* EXERCISE AIM *
Within the records below, filter for lines carrying the word "username" and copy them.

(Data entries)
+ + + + + + +

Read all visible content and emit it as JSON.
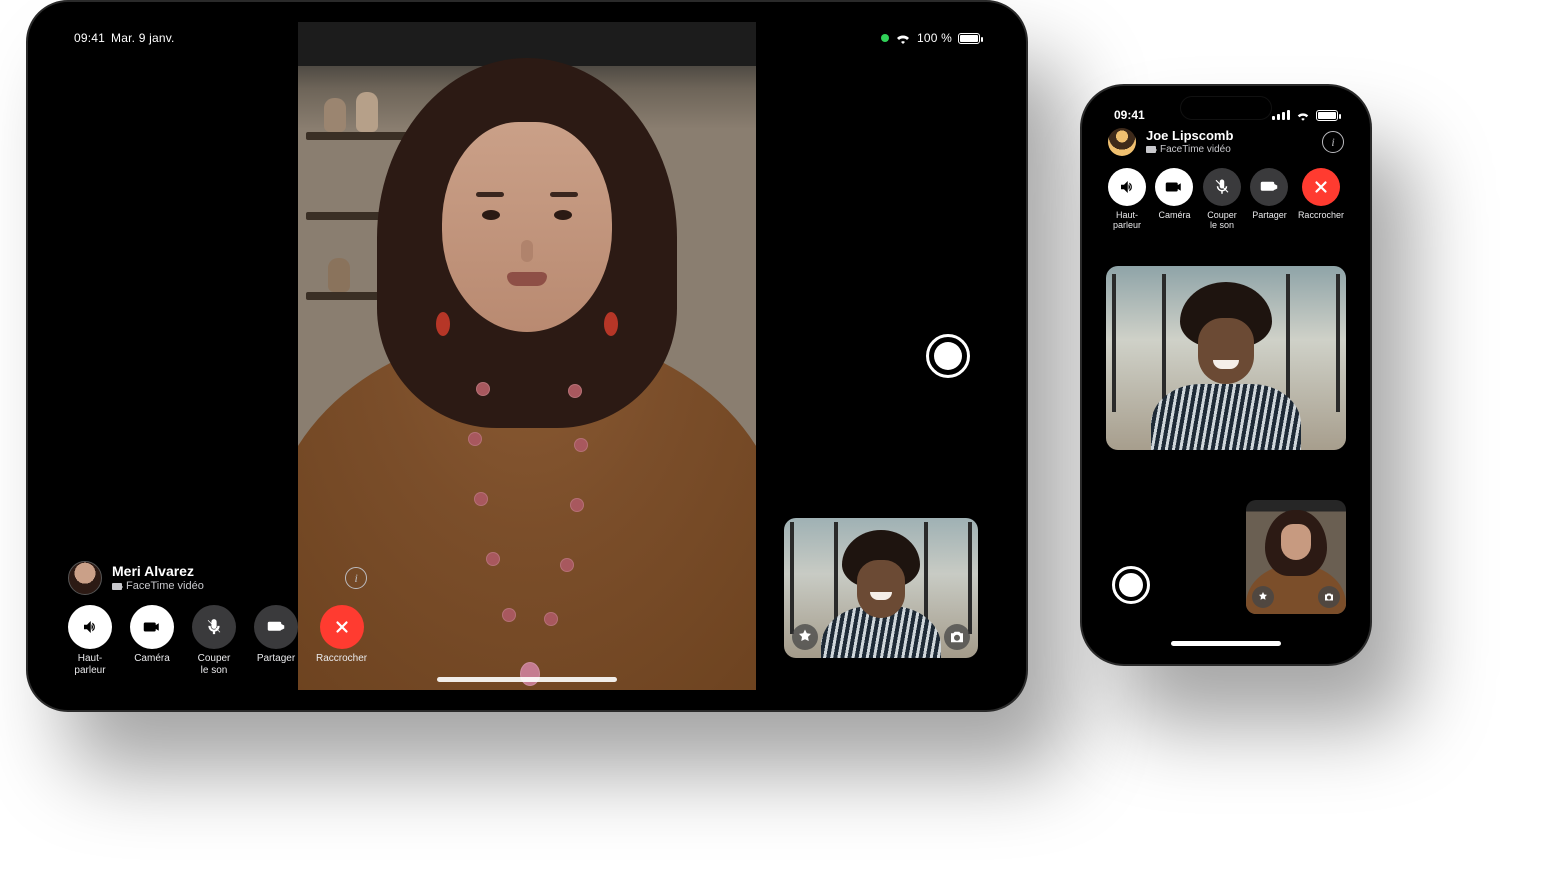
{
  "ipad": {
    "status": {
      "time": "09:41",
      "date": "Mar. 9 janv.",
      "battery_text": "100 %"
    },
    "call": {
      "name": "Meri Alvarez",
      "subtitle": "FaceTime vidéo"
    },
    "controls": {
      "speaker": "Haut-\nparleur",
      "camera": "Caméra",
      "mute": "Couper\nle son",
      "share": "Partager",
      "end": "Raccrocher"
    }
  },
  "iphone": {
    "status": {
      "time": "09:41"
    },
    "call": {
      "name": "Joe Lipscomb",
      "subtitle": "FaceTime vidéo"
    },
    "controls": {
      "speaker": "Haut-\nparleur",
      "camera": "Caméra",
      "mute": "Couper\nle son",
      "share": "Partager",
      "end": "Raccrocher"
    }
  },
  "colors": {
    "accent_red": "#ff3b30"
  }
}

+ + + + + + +

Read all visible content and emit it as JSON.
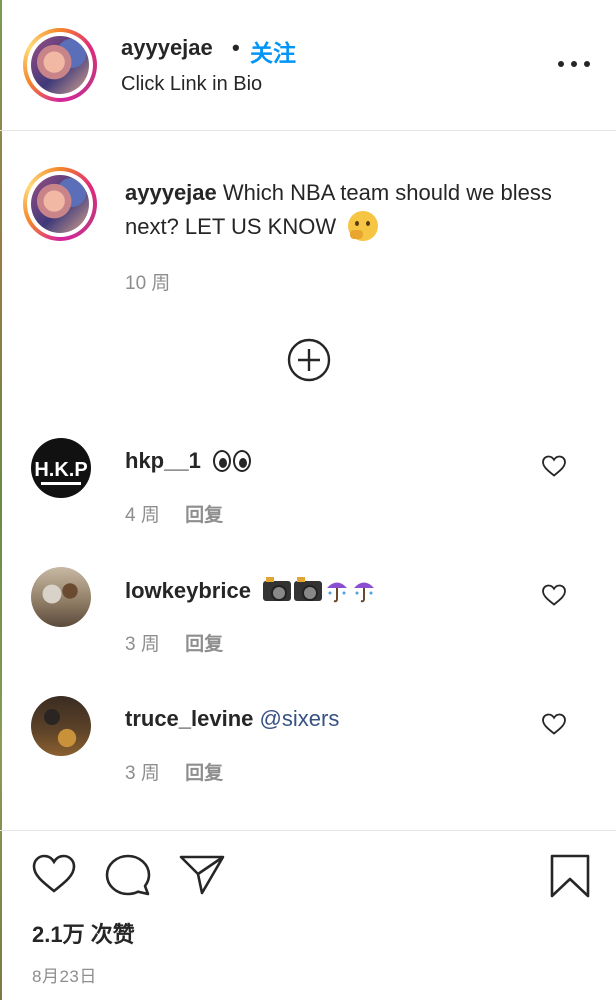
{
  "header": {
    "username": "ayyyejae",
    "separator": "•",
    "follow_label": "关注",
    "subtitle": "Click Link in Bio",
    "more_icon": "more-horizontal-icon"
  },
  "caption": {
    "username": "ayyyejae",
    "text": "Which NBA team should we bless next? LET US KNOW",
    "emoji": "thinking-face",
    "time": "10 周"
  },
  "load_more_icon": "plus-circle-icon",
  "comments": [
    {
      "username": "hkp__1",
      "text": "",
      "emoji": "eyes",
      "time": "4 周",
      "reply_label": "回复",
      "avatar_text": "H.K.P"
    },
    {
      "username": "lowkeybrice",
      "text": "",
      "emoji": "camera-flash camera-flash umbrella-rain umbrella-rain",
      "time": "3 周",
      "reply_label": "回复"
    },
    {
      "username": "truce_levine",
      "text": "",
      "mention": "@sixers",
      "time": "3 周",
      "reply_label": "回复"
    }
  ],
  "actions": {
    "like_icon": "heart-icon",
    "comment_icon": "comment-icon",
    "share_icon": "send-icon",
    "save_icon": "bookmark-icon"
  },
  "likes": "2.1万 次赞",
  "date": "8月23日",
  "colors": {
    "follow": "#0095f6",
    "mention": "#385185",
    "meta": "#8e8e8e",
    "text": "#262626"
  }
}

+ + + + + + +

* EXERCISE RESPONSE *
    "username": "ayyyejae",
    "username": "ayyyejae",
      "username": "hkp__1",
      "username": "lowkeybrice",
      "username": "truce_levine",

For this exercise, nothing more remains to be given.